### Dataset excerpts ###
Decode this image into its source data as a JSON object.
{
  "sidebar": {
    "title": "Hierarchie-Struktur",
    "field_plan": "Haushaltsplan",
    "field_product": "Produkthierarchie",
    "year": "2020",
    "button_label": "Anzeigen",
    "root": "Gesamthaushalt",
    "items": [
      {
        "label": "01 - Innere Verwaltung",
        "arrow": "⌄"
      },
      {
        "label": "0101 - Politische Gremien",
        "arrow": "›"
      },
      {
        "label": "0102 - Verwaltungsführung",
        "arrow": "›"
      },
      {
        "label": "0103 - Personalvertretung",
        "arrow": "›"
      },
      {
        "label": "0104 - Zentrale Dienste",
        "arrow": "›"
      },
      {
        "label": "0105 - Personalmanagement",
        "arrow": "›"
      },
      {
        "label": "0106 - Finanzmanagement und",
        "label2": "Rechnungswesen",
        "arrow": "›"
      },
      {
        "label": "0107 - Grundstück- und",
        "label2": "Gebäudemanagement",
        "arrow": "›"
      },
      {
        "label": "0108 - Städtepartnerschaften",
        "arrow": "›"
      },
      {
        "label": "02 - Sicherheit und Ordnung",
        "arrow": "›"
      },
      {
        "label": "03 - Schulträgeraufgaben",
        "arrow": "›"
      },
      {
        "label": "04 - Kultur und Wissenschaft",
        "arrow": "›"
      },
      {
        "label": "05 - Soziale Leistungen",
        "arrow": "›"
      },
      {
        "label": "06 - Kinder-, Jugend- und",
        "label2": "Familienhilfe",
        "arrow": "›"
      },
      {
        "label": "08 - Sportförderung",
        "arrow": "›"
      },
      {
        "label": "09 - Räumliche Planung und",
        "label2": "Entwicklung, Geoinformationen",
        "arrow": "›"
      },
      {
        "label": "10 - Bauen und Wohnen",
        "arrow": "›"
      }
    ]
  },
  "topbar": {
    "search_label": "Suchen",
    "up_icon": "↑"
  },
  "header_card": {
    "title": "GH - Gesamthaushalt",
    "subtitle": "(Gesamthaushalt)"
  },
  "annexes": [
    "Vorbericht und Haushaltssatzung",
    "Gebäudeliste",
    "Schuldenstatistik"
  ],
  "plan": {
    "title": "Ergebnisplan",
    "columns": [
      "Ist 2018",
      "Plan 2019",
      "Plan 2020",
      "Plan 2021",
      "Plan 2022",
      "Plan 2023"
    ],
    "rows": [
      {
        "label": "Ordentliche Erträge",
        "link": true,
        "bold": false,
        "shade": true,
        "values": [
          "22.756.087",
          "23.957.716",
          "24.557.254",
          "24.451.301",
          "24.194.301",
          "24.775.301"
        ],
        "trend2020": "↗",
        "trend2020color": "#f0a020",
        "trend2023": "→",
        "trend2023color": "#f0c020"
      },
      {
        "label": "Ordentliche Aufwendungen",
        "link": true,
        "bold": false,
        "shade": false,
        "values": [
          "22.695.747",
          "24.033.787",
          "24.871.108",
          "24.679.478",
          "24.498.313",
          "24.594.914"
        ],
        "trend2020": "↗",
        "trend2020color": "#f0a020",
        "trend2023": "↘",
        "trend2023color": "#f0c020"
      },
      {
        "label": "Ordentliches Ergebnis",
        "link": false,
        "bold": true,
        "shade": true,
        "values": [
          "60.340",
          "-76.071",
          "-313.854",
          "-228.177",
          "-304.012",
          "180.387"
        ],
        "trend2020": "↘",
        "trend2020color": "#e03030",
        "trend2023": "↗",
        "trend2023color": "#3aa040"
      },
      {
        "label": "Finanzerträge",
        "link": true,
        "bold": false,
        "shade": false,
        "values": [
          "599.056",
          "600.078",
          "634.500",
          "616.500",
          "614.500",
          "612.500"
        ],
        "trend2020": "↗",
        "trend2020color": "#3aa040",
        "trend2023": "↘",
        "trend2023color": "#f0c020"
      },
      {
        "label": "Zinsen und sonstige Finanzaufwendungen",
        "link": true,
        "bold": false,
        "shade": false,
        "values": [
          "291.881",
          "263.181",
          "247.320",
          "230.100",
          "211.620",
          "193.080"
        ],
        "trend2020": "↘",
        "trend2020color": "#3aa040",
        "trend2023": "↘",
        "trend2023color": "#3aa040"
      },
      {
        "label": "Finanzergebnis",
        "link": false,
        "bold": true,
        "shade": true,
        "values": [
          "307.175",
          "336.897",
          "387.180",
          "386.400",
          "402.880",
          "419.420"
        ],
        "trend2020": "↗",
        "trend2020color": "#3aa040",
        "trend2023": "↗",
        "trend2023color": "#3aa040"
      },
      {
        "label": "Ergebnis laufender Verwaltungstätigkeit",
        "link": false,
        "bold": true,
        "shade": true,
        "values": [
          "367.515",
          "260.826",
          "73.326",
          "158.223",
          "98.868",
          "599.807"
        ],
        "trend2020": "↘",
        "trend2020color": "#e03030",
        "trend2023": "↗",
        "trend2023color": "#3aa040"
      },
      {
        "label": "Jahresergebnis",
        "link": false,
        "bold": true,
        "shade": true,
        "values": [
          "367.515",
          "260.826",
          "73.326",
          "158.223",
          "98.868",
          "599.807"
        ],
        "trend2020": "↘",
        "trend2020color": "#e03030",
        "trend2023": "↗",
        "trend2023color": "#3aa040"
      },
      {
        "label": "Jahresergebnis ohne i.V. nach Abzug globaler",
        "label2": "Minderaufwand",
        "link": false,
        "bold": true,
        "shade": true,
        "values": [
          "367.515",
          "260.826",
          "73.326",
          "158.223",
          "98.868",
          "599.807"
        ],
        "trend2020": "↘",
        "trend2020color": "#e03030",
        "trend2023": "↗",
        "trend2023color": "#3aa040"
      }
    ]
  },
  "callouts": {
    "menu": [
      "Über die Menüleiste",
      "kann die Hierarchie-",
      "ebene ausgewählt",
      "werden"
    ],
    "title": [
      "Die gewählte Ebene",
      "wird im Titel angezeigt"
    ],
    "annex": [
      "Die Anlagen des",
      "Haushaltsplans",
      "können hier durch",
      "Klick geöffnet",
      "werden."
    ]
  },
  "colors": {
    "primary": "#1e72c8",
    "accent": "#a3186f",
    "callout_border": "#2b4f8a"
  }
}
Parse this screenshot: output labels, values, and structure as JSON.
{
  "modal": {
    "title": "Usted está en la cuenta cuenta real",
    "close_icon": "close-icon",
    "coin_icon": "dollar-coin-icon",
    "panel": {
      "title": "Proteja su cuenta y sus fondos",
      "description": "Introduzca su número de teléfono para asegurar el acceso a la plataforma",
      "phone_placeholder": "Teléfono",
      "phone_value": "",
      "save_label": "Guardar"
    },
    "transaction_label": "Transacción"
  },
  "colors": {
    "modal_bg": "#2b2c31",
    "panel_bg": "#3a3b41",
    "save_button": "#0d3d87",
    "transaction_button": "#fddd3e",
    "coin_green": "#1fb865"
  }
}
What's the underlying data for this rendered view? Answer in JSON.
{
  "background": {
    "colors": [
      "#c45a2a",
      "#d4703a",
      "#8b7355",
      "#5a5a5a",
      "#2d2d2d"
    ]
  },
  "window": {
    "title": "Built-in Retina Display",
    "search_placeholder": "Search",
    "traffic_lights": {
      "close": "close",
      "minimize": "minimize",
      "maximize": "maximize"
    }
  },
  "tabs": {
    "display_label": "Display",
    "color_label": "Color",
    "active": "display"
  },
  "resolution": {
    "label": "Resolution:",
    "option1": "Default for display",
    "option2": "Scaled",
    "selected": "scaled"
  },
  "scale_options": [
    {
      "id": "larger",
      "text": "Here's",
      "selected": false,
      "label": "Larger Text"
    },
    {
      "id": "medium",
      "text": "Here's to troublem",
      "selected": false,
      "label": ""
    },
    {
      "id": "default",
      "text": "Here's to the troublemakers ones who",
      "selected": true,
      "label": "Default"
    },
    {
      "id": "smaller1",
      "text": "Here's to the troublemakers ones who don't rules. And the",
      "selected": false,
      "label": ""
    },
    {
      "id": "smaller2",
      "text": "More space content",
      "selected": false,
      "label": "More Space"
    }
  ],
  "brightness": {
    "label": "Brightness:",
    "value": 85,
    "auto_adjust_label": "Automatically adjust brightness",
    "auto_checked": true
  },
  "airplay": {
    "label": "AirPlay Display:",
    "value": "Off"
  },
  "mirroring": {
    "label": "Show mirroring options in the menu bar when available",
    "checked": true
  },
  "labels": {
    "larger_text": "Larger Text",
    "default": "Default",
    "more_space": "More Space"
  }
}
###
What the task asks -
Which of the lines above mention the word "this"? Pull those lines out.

Answer to the exercise -
Decode this image into its source data as a JSON object.
Parse this screenshot: output labels, values, and structure as JSON.
What's the underlying data for this rendered view? Answer in JSON.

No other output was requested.